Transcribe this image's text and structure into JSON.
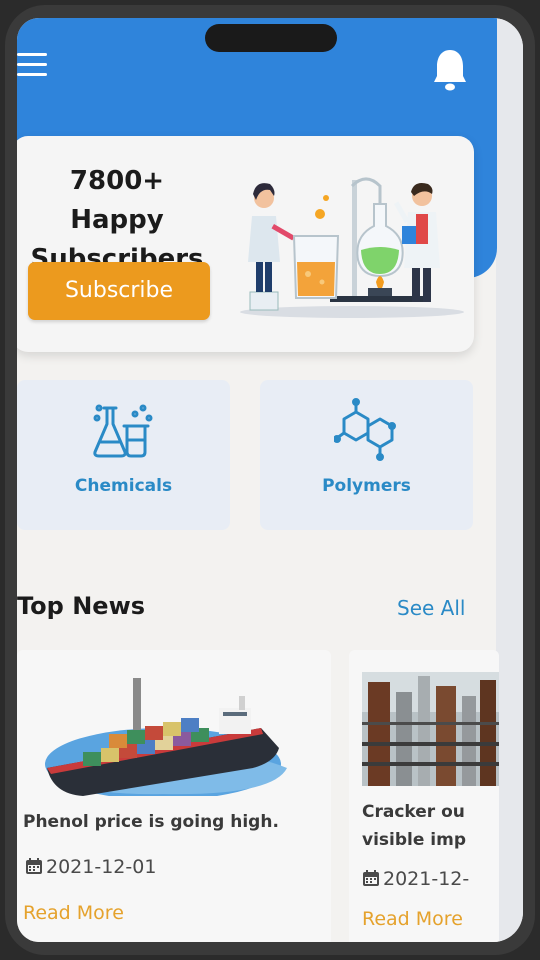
{
  "promo": {
    "title": "7800+ Happy Subscribers",
    "button_label": "Subscribe"
  },
  "categories": [
    {
      "label": "Chemicals",
      "icon": "flask-icon"
    },
    {
      "label": "Polymers",
      "icon": "molecule-icon"
    }
  ],
  "top_news": {
    "title": "Top News",
    "see_all_label": "See All",
    "articles": [
      {
        "title": "Phenol price is going high.",
        "date": "2021-12-01",
        "read_more": "Read More",
        "image": "cargo-ship-image"
      },
      {
        "title": "Cracker ou visible imp",
        "date": "2021-12-",
        "read_more": "Read More",
        "image": "refinery-image"
      }
    ]
  },
  "colors": {
    "header_blue": "#2f84db",
    "accent_orange": "#ec9a1e",
    "link_blue": "#2a8ac6",
    "read_more_orange": "#e5a22c"
  }
}
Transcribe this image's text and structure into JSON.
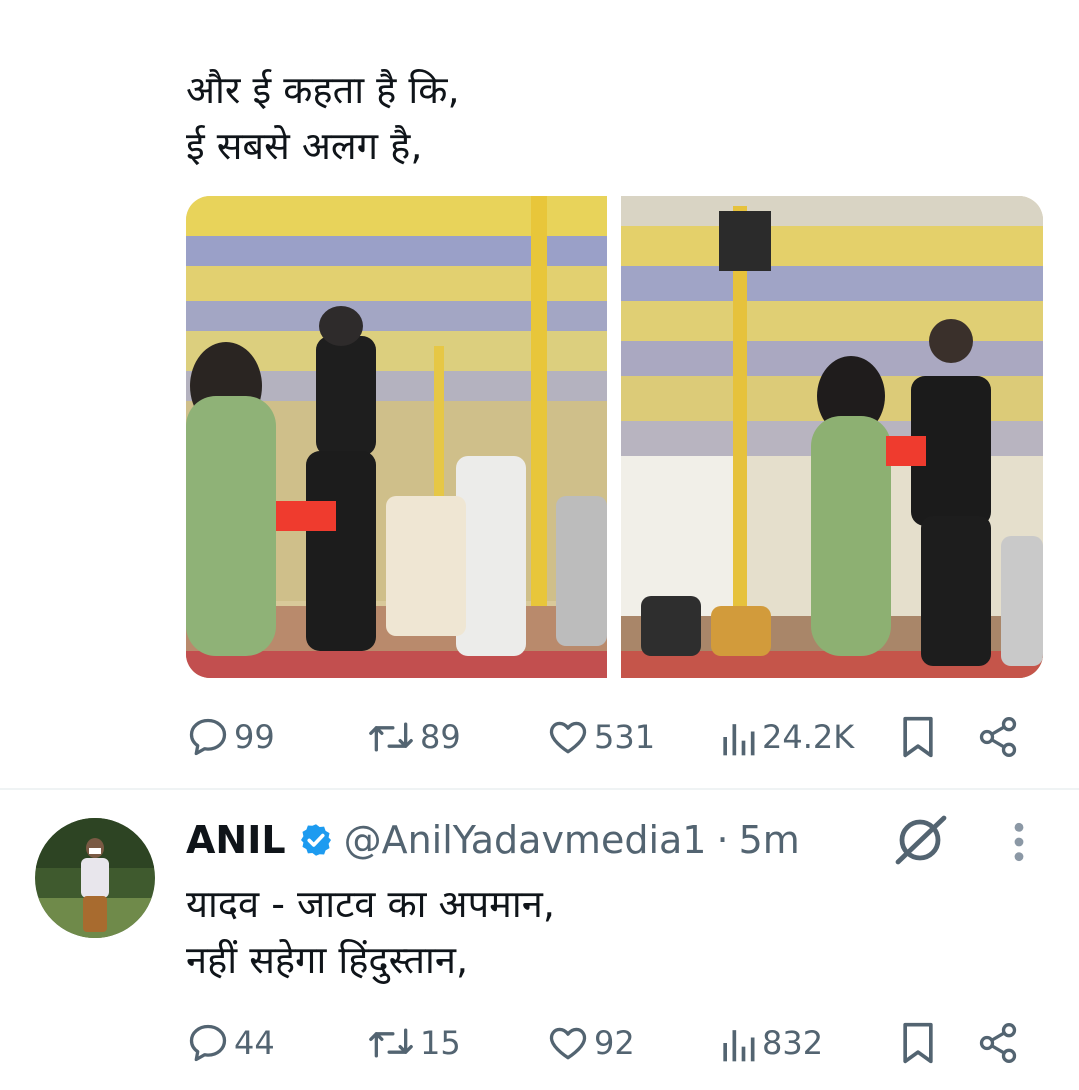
{
  "tweet": {
    "text": "और ई कहता है कि,\nई सबसे अलग है,",
    "media": [
      {
        "icon": "stage-dance-photo"
      },
      {
        "icon": "stage-dance-photo"
      }
    ],
    "actions": {
      "replies": "99",
      "reposts": "89",
      "likes": "531",
      "views": "24.2K"
    }
  },
  "reply": {
    "name": "ANIL",
    "handle": "@AnilYadavmedia1",
    "separator": "·",
    "time": "5m",
    "text": "यादव - जाटव का अपमान,\nनहीं सहेगा हिंदुस्तान,",
    "actions": {
      "replies": "44",
      "reposts": "15",
      "likes": "92",
      "views": "832"
    }
  },
  "colors": {
    "text": "#0f1419",
    "secondary": "#536471",
    "verified": "#1d9bf0",
    "divider": "#eff3f4"
  }
}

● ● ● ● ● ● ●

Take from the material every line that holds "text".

COMPLETED EXERCISE:
Transcribe this image's text and structure into JSON.
Transcribe this image's text and structure into JSON.
    "text": "और ई कहता है कि,\nई सबसे अलग है,",
    "text": "यादव - जाटव का अपमान,\nनहीं सहेगा हिंदुस्तान,",
    "text": "#0f1419",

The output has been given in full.